I also think that this snowball effect can be leveraged to extend the reach of eLearning efforts. In one sense, it’s really not anything different than good old fashioned word-of-mouth advertising. But I also think there’s a more nuanced aspect to this that not many have thought about.

Let’s say you’ve developed an eLearning module on some particular skill that seems to be lacking among many of your employees and that you want to enhance through this learning effort. Not every single person in the organization needs this, but leaving it up to each one to decide means there’s probably going to be quite a few people who don’t think they need it when they really do. What I’m suggesting is that you use a snowball sampling technique to build the ranks of people taking the course.

Starting with the eager beavers who sign up to take it right away because they both realize they need it and want to improve in it, you ask them to basically “sell” this eLearning course to others who they think need it. Obviously, if it were a module about active listening, you don’t want your initial wave out in the workplace calling people out because they’re terrible at active listening. Subtlety is the key. What they should be highlighting is how valuable the course was to them, even when they thought it wouldn’t be (and yes, this is all based on the assumption that you design really exciting, engaging, compelling eLearning programs).

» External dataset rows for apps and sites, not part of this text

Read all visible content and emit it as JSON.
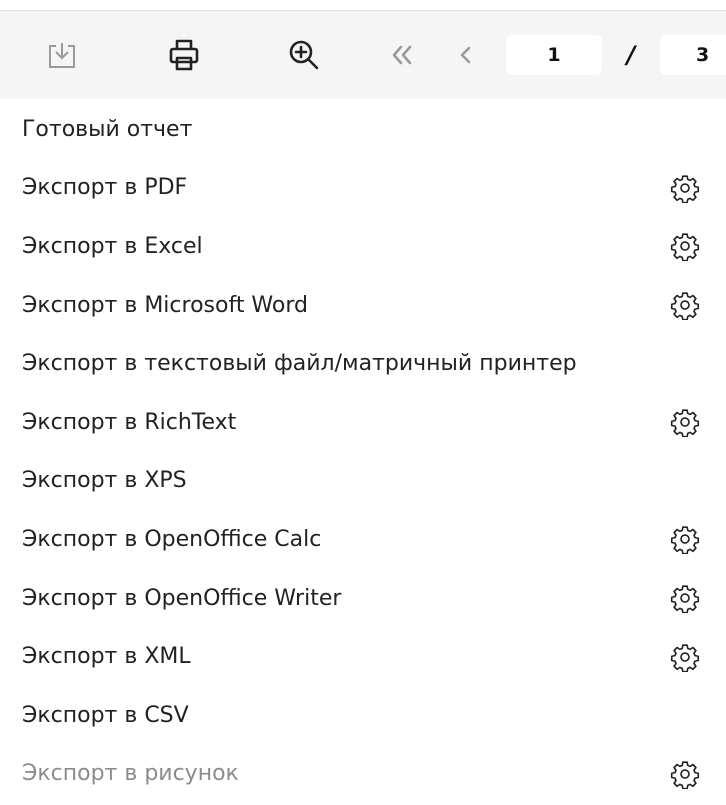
{
  "toolbar": {
    "icons": [
      "download-icon",
      "print-icon",
      "zoom-in-icon",
      "first-page-icon",
      "previous-page-icon"
    ],
    "current_page": "1",
    "page_separator": "/",
    "total_pages": "3"
  },
  "menu": {
    "items": [
      {
        "label": "Готовый отчет",
        "has_settings": false,
        "disabled": false
      },
      {
        "label": "Экспорт в PDF",
        "has_settings": true,
        "disabled": false
      },
      {
        "label": "Экспорт в Excel",
        "has_settings": true,
        "disabled": false
      },
      {
        "label": "Экспорт в Microsoft Word",
        "has_settings": true,
        "disabled": false
      },
      {
        "label": "Экспорт в текстовый файл/матричный принтер",
        "has_settings": false,
        "disabled": false
      },
      {
        "label": "Экспорт в RichText",
        "has_settings": true,
        "disabled": false
      },
      {
        "label": "Экспорт в XPS",
        "has_settings": false,
        "disabled": false
      },
      {
        "label": "Экспорт в OpenOffice Calc",
        "has_settings": true,
        "disabled": false
      },
      {
        "label": "Экспорт в OpenOffice Writer",
        "has_settings": true,
        "disabled": false
      },
      {
        "label": "Экспорт в XML",
        "has_settings": true,
        "disabled": false
      },
      {
        "label": "Экспорт в CSV",
        "has_settings": false,
        "disabled": false
      },
      {
        "label": "Экспорт в рисунок",
        "has_settings": true,
        "disabled": true
      }
    ],
    "settings_icon": "gear-icon"
  },
  "colors": {
    "toolbar_bg": "#f5f5f5",
    "icon_dim": "#9a9a9a",
    "icon_dark": "#222222",
    "disabled_text": "#8c8c8c"
  }
}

Academic studies of eLearning have already successfully used snowball sampling as a way to enroll participants into the course being studied, so we already know it can work for eLearning recruitment. The next step is to apply it specifically in the workplace eLearning environment.